'Delhi Belly' will always be known as one of those albums which brought about tectonic shift in the soundscape of Hindi cinema. Though Ram Sampath, a big name in the advertising circuit, had done some noteworthy work in Hindi cinema ('Khakhee') before, his admirably eccentric soundtrack for Delhi Belly put him on the map. Though the music of Abhinay Deo's other films ('Game' and 'Force 2') was far from being memorable, he seems to have forayed into the black comedy genre for the second time after 'Delhi Belly' with 'Blackmail' and with Amit Trivedi being credited as the music composer, one has good expectations from the album.
Before Amit Trivedi takes over the reins of the album, Badshah and Guru Randhawa get a track each to further showcase how monotonous their music is becoming. "Happy Happy" by Badshah and "Patola" by Guru Randhawa are the kind of tracks you expect the musicians to come up in their sleep. These are also the kind that will put you into a slumber because of their templatised and monotonous sound. Though the Guru Randhawa track, originally composed by Preet Hundal, is a recreated version of a popular track, it does not make a lasting impression.
"Bewafa Beauty", the video of which features Urmila Matondkar, comes across as a spoof on the item numbers of the 90s. One is not sure if Amit Trivedi had set out to do something in that zone but the sound of the song definitely gives an impression that he did. The result is a track that is reasonably entertaining but is not the kind you would like to hear on a loop. Pawni Pandey sounds very different from the way she did in "Laila Main Laila" ('Raees') but does a fairly competent job as a vocalist.
"Badla" has an edgy sound accentuated by the lyrics (Amitabh Bhattacharya, rap: DIVINE and Dhaval Parab). If you listen carefully to the song, paying due attention to the sound and the lyrics, you will realise that it encapsulates the theme of the film. One expects it to be played at a crucial juncture or at multiple points in the film. As a standalone audio track, it does not make much of an impression and the way it is picturised will make a huge difference to the way it perceived by the audience/listener.
One finally sees some spark in the soundtrack with the arrival of "Nindaraan Diyaan", a lullaby-like track which Amit sings himself in his velvety voice. The song does bear resemblance to a couple of the songs composed by him ("Aahatein" - 'Ek Main Aur Ekk Tu', *) but keeping aside those comparisons, this one is a very soothing number and is in sharp contrast to the loud and edgy tracks one came across in the album so far. Amit gets behind the mic for the second time to croon "Sataasat", a quirky song composed in the same mould as "Badla". The familiarity of the song, accentuated by Amit's voice, does not help the cause and it is yet another track one would rather see on the screen than play as a standalone audio track.

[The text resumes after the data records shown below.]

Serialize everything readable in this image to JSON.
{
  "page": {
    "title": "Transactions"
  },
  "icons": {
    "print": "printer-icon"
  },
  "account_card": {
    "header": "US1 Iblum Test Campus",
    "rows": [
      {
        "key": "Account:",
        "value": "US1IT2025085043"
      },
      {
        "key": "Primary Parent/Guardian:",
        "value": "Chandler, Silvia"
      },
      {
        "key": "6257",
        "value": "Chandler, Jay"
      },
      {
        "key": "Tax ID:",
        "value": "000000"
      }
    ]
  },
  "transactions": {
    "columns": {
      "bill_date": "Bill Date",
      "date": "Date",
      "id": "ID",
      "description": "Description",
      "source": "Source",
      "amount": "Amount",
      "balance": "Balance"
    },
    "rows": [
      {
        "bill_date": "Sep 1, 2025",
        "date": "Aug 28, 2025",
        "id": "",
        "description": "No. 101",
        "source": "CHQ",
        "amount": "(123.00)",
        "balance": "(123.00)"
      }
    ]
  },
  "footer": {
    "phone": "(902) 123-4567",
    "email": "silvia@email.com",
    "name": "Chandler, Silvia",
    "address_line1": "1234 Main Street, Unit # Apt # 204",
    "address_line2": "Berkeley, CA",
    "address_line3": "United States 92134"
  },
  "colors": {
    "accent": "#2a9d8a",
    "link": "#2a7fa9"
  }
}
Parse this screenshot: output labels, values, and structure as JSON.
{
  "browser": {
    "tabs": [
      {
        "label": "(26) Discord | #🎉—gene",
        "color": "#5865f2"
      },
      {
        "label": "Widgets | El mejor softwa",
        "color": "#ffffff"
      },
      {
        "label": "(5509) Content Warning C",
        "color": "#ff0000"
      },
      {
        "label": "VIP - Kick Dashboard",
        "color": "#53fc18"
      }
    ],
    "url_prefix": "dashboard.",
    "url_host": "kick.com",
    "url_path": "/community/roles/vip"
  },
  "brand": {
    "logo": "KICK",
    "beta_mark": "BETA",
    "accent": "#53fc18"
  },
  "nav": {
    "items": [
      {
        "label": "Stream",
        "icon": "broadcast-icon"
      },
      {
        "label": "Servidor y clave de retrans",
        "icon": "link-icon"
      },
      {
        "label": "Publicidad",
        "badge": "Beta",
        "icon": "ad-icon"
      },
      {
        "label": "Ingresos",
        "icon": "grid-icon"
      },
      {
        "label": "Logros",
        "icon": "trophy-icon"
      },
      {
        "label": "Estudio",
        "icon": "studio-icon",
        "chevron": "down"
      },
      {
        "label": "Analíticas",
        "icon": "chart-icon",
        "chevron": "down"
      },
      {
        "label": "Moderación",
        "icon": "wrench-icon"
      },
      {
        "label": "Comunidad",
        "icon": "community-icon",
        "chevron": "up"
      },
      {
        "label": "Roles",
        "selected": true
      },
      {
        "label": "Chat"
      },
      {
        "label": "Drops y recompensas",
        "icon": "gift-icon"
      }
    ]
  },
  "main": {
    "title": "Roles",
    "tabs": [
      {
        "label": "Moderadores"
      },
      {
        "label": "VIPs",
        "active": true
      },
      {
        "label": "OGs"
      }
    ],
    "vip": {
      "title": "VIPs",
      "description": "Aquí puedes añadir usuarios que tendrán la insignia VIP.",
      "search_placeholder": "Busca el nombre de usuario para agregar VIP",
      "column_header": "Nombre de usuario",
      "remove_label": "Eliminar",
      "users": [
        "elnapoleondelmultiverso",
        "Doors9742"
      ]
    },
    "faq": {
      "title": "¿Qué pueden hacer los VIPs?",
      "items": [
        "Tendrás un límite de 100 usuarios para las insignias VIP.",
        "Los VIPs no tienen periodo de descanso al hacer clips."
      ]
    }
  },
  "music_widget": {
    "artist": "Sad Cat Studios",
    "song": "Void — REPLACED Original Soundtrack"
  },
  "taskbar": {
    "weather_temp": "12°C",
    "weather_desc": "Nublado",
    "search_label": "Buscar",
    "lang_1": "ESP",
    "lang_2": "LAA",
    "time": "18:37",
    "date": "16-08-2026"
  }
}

There was a phase in Amit Trivedi's career when he was accused of belting out songs, which seemed like clones of each other. Amit started out on a very promising note and has evolved greatly as a composer but most of the songs in this album sound like they were handpicked from Amit's old stock of songs.